A stirring second excerpt from Mary Gaitskill’s essay “Revelation”, this part comes toward the end, where she talks about how her approach to the last book of the Bible has evolved since her initial conversion:

dragon-sun-womanWhen I look at Revelation now, it still seems frightening and impenetrable, and it still suggests a fearful, inexorable order that is unknowable by us, in which our earthly concerns matter very little. However, it no longer reads to me like a chronicle of arbitrarily inflicted cruelty. It reads like a terrible abstract of how we violate ourselves and others and thus bring down endless suffering on earth. When I read “And they blasphemed God of heaven because of their pain and their sores, and did not repent of their deeds,” I think of myself and dozens of other people I’ve known or know who blaspheme life itself by failing to have the courage to be honest and kind. And how we then rage around and lash out because we hurt. When I read “fornication,” I no longer read it as a description of sex outside marriage: I read it as sex done in a state of psychic disintegration, with no awareness of one’s self or one’s partner, let along any sense of honor or even real playfulness. I still don’t know what to make of the doctrine of the Nicolaitanes, among other things, but I’m now inclined to read it as a writer’s primitive attempt to give form to his moral urgency, to create a structure that could contain and give ballast to the most desperate human confusion.

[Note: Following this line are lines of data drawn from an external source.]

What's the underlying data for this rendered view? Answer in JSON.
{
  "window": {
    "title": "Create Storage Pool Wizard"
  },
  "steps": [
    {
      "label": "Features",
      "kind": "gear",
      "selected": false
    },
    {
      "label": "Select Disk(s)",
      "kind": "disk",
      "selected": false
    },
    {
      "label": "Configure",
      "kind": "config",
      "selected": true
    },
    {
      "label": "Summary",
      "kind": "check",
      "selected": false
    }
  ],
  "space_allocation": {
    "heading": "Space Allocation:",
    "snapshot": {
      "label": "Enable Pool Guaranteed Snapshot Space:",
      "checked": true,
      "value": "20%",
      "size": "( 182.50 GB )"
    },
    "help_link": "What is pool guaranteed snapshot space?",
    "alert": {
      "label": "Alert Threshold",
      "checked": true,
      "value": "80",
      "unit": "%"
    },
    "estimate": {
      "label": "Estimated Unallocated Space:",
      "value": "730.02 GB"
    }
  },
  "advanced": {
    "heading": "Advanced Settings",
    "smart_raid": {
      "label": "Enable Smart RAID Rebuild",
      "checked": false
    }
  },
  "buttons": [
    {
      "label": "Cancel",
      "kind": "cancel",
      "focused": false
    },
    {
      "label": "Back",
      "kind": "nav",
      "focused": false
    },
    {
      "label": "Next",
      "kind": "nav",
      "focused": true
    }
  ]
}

In the past, my compassion felt inadequate in the face of Revelation because my compassion was small–perhaps immature is a better word–and conditional. I could not accept what I read there because it did not fit my idea of how life should be, even though I could feel the truth of it in my psyche. Now I recognize, with pain, a genuine description of how hellish life can be, and how even God can’t help us because we won’t allow it. Paradoxically, I find that the more you accept the pain and fear inherent in human experience, the greater your compassion can become, until finally it is no longer merely your compassion but a small part of the greater love epitomized in the Bible as Jesus.